-- DATA EXTRACTS follows --

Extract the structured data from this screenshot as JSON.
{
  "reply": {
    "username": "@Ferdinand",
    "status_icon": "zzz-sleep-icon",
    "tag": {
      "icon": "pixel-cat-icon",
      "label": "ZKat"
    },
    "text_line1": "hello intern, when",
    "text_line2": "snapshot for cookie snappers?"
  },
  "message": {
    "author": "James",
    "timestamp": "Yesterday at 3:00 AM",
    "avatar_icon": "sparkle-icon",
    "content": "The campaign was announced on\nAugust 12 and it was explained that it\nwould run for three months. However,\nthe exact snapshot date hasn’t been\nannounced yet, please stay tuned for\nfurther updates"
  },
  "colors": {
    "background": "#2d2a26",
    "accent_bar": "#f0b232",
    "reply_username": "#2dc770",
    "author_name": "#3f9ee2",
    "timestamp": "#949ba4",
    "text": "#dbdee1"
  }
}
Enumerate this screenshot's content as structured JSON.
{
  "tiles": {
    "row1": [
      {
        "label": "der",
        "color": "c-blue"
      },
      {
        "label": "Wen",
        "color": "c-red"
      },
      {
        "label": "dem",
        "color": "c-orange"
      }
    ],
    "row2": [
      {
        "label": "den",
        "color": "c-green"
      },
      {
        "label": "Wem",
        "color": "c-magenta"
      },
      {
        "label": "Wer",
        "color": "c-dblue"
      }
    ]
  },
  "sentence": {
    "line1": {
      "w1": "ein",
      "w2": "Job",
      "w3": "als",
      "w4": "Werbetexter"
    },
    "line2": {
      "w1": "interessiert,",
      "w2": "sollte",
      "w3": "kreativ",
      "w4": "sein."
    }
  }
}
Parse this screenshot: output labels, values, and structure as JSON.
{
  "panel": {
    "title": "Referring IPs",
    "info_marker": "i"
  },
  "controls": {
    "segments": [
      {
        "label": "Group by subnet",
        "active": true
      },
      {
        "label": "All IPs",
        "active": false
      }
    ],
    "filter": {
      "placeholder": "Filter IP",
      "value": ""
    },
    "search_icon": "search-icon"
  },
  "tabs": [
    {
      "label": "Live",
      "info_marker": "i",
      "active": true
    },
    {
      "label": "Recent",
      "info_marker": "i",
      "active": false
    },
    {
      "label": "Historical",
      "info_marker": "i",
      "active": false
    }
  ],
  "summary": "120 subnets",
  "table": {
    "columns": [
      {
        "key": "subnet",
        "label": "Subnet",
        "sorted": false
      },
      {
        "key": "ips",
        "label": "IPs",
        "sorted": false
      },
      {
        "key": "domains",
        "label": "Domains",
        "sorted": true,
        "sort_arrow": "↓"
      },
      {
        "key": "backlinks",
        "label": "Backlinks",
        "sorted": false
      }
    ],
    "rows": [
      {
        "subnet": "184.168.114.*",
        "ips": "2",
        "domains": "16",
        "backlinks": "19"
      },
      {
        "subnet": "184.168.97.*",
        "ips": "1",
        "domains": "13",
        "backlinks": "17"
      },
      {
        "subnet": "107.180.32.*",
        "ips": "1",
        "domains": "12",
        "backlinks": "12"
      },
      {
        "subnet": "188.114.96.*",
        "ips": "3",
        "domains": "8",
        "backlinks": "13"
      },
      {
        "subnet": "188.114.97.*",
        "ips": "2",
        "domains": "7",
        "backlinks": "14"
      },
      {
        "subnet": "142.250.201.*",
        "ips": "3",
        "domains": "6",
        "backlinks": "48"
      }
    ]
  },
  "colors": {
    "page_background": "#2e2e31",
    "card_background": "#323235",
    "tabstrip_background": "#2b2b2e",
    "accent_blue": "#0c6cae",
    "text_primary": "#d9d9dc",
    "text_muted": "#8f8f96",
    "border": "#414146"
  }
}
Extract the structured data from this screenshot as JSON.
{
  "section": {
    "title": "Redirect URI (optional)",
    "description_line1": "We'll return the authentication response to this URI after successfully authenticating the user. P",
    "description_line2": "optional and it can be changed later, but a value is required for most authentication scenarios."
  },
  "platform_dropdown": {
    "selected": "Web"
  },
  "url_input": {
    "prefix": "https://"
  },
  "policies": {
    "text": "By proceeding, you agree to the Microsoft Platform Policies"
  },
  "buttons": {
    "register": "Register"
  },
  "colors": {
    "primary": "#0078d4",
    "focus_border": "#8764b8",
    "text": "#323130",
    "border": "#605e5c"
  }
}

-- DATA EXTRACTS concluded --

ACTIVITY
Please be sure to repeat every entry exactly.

RESULT BELOW
Extract the structured data from this screenshot as JSON.
{
  "reply": {
    "username": "@Ferdinand",
    "status_icon": "zzz-sleep-icon",
    "tag": {
      "icon": "pixel-cat-icon",
      "label": "ZKat"
    },
    "text_line1": "hello intern, when",
    "text_line2": "snapshot for cookie snappers?"
  },
  "message": {
    "author": "James",
    "timestamp": "Yesterday at 3:00 AM",
    "avatar_icon": "sparkle-icon",
    "content": "The campaign was announced on\nAugust 12 and it was explained that it\nwould run for three months. However,\nthe exact snapshot date hasn’t been\nannounced yet, please stay tuned for\nfurther updates"
  },
  "colors": {
    "background": "#2d2a26",
    "accent_bar": "#f0b232",
    "reply_username": "#2dc770",
    "author_name": "#3f9ee2",
    "timestamp": "#949ba4",
    "text": "#dbdee1"
  }
}
Enumerate this screenshot's content as structured JSON.
{
  "tiles": {
    "row1": [
      {
        "label": "der",
        "color": "c-blue"
      },
      {
        "label": "Wen",
        "color": "c-red"
      },
      {
        "label": "dem",
        "color": "c-orange"
      }
    ],
    "row2": [
      {
        "label": "den",
        "color": "c-green"
      },
      {
        "label": "Wem",
        "color": "c-magenta"
      },
      {
        "label": "Wer",
        "color": "c-dblue"
      }
    ]
  },
  "sentence": {
    "line1": {
      "w1": "ein",
      "w2": "Job",
      "w3": "als",
      "w4": "Werbetexter"
    },
    "line2": {
      "w1": "interessiert,",
      "w2": "sollte",
      "w3": "kreativ",
      "w4": "sein."
    }
  }
}
Parse this screenshot: output labels, values, and structure as JSON.
{
  "panel": {
    "title": "Referring IPs",
    "info_marker": "i"
  },
  "controls": {
    "segments": [
      {
        "label": "Group by subnet",
        "active": true
      },
      {
        "label": "All IPs",
        "active": false
      }
    ],
    "filter": {
      "placeholder": "Filter IP",
      "value": ""
    },
    "search_icon": "search-icon"
  },
  "tabs": [
    {
      "label": "Live",
      "info_marker": "i",
      "active": true
    },
    {
      "label": "Recent",
      "info_marker": "i",
      "active": false
    },
    {
      "label": "Historical",
      "info_marker": "i",
      "active": false
    }
  ],
  "summary": "120 subnets",
  "table": {
    "columns": [
      {
        "key": "subnet",
        "label": "Subnet",
        "sorted": false
      },
      {
        "key": "ips",
        "label": "IPs",
        "sorted": false
      },
      {
        "key": "domains",
        "label": "Domains",
        "sorted": true,
        "sort_arrow": "↓"
      },
      {
        "key": "backlinks",
        "label": "Backlinks",
        "sorted": false
      }
    ],
    "rows": [
      {
        "subnet": "184.168.114.*",
        "ips": "2",
        "domains": "16",
        "backlinks": "19"
      },
      {
        "subnet": "184.168.97.*",
        "ips": "1",
        "domains": "13",
        "backlinks": "17"
      },
      {
        "subnet": "107.180.32.*",
        "ips": "1",
        "domains": "12",
        "backlinks": "12"
      },
      {
        "subnet": "188.114.96.*",
        "ips": "3",
        "domains": "8",
        "backlinks": "13"
      },
      {
        "subnet": "188.114.97.*",
        "ips": "2",
        "domains": "7",
        "backlinks": "14"
      },
      {
        "subnet": "142.250.201.*",
        "ips": "3",
        "domains": "6",
        "backlinks": "48"
      }
    ]
  },
  "colors": {
    "page_background": "#2e2e31",
    "card_background": "#323235",
    "tabstrip_background": "#2b2b2e",
    "accent_blue": "#0c6cae",
    "text_primary": "#d9d9dc",
    "text_muted": "#8f8f96",
    "border": "#414146"
  }
}
Extract the structured data from this screenshot as JSON.
{
  "section": {
    "title": "Redirect URI (optional)",
    "description_line1": "We'll return the authentication response to this URI after successfully authenticating the user. P",
    "description_line2": "optional and it can be changed later, but a value is required for most authentication scenarios."
  },
  "platform_dropdown": {
    "selected": "Web"
  },
  "url_input": {
    "prefix": "https://"
  },
  "policies": {
    "text": "By proceeding, you agree to the Microsoft Platform Policies"
  },
  "buttons": {
    "register": "Register"
  },
  "colors": {
    "primary": "#0078d4",
    "focus_border": "#8764b8",
    "text": "#323130",
    "border": "#605e5c"
  }
}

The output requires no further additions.